About 3000 people are reported to have died from coronavirus, however the real number is believed to be significantly higher.
An antibody survey conducted in May revealed about 38.5 per cent of Bergamo’s population had been infected by COVID-19, meaning the region had some of the highest infection levels in the world.
“Assuming that the 38.5 per cent cumulative prevalence found in the present study applies to the general population of the Bergamo province – 1.1 million inhabitants – one should infer an actual number of 420,000 SARS-CoV-2 infections,” a paper based on the survey results read.
“This is much higher than those reported in the official data, which report 16,000 cases as of 25th September 2020. Within the limitation of this approach, our esteem suggests that 96 per cent of infections went undetected by the healthcare system.”
With Europe now experiencing a deadly second wave of infections, Bergamo is now fairing a lot better than other parts of Italy.
Experts are speculating whether the area’s high initial infection rate could be providing residents some form of herd immunity this time around.
“We are very far from achieving herd immunity. But in areas that experienced a high frequency of infections, there are probably enough antibodies to limit the circulation of the virus,” Giuseppe Remuzzi, an infectious disease expert who oversaw the antibody survey told The Wall Street Journal.
On Saturday Europe crossed a grim barrier, registering more than 400,000 COVID-19 deaths.
Britain, where police arrested over 60 people during a protest in London against virus restrictions, accounted for almost two-thirds of the fatalities with 57,551, followed by Italy with 53,677, France with 51,914 and Spain with 44,668.
Despite cases surging across the continent, some countries are choosing to reopen stores ahead of Christmas, with France and Poland among the countries lifting restrictions.
Belgium will allow shops to reopen from December 1, but keep the current semi-lockdown in place possibly until mid-January. The move mirrors similar easing in Germany, Luxembourg and the Netherlands.
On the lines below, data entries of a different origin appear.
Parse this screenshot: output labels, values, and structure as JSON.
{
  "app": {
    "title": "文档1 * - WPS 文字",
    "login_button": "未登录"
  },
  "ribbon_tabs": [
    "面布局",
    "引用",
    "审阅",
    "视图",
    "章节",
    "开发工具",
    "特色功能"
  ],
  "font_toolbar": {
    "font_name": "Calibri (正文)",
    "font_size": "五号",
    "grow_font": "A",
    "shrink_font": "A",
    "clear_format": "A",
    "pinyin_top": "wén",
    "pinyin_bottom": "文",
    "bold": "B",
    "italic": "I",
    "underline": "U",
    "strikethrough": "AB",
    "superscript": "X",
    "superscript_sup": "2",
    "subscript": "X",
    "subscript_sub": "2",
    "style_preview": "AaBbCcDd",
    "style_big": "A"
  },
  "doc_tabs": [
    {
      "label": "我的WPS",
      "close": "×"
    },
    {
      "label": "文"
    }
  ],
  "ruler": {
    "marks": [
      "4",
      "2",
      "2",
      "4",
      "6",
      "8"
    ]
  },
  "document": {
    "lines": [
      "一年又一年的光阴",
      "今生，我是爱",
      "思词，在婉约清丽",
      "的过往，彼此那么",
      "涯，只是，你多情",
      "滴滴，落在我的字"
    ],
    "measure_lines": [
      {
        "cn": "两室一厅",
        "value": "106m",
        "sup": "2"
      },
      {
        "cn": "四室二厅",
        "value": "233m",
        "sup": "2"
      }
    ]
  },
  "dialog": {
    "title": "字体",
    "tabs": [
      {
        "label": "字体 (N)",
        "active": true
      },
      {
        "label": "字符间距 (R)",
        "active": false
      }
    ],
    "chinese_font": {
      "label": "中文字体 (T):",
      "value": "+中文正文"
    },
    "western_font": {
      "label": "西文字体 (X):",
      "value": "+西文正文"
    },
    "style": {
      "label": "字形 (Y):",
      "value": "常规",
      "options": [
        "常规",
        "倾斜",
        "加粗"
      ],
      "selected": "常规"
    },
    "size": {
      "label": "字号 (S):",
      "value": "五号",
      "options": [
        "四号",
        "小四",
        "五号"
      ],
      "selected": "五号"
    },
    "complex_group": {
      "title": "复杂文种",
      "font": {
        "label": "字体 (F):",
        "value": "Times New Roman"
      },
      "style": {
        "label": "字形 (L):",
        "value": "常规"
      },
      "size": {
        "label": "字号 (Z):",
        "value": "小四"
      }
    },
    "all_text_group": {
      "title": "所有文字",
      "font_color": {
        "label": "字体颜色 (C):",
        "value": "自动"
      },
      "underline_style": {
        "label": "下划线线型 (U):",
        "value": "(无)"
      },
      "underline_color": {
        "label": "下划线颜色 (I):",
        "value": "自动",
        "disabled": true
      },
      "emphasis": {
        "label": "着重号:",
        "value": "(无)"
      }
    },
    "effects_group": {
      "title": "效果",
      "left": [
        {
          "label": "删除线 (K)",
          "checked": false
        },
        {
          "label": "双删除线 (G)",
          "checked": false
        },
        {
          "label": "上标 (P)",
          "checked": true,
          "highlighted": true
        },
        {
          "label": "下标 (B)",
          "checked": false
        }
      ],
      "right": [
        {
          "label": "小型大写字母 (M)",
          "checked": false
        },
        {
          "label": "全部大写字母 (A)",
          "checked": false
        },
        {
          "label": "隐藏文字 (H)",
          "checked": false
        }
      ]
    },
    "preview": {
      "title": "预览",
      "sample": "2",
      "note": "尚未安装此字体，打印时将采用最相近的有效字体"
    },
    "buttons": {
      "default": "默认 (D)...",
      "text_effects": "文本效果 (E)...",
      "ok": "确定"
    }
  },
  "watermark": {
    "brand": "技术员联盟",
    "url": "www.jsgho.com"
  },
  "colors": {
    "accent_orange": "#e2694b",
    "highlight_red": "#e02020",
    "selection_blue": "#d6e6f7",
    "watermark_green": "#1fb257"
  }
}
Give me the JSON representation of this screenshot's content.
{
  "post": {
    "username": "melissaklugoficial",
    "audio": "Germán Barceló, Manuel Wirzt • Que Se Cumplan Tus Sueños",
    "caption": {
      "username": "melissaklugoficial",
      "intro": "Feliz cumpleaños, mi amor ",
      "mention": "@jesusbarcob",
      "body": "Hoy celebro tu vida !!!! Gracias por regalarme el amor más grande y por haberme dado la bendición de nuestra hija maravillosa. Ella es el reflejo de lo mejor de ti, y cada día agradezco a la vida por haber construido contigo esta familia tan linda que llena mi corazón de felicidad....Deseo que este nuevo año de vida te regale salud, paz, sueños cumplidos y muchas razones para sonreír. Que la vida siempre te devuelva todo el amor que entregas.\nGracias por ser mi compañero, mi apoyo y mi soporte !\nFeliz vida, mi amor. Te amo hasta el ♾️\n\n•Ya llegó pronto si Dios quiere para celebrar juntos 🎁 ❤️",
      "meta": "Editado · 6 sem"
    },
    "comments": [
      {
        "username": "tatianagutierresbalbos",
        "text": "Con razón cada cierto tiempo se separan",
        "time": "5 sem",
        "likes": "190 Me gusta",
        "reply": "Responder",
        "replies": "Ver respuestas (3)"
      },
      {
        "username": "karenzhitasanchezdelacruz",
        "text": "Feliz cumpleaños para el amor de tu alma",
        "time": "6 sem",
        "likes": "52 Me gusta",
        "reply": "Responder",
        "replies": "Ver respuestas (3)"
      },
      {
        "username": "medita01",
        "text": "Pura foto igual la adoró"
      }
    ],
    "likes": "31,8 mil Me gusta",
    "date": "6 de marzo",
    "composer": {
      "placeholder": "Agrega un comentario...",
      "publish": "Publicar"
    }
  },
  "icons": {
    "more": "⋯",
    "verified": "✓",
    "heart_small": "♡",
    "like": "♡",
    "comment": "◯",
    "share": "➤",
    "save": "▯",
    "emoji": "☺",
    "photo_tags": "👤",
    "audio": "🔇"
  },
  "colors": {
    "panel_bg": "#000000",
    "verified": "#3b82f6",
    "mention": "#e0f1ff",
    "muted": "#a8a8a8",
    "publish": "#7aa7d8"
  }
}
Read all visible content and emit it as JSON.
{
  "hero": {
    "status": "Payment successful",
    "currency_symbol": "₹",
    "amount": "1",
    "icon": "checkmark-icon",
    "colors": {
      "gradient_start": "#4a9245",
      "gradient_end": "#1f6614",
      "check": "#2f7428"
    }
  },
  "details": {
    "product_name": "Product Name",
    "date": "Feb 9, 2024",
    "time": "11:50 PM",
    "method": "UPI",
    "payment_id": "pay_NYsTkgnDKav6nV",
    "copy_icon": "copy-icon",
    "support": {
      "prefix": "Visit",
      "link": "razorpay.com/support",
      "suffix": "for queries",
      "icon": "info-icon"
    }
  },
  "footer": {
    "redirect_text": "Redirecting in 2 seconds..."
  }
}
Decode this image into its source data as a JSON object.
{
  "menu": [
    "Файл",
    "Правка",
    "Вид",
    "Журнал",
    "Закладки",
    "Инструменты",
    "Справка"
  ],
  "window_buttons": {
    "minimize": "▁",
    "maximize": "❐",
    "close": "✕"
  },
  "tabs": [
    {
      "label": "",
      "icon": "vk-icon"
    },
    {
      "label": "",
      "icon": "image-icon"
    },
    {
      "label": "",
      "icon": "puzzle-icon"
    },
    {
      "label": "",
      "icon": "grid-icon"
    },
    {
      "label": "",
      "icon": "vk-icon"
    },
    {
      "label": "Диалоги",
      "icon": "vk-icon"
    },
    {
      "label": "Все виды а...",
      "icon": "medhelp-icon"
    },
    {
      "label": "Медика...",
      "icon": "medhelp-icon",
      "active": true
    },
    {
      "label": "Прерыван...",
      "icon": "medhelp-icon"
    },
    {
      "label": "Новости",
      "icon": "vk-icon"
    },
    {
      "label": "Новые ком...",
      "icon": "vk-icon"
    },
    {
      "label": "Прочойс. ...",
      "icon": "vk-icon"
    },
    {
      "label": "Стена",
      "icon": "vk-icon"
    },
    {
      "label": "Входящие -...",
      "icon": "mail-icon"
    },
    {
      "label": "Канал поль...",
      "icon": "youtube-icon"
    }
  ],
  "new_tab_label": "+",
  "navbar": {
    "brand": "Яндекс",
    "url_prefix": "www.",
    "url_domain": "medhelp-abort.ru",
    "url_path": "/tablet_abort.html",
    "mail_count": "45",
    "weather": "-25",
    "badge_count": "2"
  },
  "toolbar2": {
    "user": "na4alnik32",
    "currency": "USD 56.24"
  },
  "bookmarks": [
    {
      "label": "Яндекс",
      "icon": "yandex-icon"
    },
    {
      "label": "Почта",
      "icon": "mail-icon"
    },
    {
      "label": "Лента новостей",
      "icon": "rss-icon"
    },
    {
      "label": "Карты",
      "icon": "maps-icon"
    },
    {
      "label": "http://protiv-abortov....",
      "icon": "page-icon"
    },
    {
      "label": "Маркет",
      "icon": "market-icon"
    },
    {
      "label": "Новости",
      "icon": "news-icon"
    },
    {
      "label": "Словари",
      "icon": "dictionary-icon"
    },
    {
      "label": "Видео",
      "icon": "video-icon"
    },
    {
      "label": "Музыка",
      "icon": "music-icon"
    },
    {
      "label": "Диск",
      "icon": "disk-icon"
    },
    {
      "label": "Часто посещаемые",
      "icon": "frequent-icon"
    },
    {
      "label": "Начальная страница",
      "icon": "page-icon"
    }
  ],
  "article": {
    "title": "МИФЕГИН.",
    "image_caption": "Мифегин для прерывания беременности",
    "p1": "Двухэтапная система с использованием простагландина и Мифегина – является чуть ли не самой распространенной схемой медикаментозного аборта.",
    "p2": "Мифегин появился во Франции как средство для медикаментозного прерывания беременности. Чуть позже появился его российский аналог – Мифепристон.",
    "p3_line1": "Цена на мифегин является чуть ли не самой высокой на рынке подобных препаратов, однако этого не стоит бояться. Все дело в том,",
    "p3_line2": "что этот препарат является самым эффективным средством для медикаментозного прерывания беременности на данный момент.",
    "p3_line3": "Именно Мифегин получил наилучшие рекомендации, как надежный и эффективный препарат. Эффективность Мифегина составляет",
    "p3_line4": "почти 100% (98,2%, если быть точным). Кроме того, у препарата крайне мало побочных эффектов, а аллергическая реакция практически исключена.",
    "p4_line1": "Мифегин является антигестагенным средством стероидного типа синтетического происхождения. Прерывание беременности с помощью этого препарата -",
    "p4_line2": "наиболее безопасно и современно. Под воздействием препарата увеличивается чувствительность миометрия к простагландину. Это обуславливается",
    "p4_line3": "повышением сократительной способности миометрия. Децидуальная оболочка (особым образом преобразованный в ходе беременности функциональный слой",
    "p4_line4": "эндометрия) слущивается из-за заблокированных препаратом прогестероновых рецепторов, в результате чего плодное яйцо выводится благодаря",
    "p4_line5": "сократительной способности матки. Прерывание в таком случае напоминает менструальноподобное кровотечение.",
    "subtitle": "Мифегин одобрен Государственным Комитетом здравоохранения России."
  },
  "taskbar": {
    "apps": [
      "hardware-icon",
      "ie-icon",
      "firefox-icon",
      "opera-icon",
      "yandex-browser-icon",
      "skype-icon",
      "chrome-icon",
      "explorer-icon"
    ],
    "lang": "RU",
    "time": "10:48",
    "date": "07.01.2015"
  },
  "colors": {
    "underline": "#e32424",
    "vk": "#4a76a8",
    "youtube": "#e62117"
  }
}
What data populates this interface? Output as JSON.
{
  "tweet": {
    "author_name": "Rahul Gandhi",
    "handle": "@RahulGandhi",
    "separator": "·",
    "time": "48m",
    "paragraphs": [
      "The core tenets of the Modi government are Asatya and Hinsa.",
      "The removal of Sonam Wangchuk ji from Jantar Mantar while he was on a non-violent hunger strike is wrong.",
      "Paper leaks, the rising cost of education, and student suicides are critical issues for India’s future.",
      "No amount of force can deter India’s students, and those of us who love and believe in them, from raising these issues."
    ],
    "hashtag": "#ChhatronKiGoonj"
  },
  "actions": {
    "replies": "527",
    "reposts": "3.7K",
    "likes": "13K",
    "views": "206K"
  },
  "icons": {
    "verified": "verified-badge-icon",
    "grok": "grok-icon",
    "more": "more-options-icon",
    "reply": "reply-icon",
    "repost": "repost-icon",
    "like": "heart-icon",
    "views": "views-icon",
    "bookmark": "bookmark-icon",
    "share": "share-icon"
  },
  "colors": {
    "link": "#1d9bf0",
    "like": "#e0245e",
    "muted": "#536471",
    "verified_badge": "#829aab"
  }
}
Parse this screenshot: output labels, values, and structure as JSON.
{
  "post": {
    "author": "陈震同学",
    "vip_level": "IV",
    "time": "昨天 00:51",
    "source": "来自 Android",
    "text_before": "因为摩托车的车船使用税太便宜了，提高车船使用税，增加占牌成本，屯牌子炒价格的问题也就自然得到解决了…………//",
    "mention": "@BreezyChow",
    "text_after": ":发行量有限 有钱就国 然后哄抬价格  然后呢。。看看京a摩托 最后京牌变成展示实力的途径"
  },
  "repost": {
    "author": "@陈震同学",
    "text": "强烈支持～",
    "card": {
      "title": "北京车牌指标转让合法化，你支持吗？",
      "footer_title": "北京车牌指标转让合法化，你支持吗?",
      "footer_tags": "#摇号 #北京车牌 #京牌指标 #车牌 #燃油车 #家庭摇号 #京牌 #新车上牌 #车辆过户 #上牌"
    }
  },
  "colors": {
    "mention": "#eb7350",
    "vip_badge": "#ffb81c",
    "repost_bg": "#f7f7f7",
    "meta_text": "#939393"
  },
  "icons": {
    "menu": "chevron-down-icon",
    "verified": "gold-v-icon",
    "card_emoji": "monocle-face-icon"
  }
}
Ireland has also announced a staggered easing of restrictions to allow some businesses to reopen and for families to gather ahead of Christmas.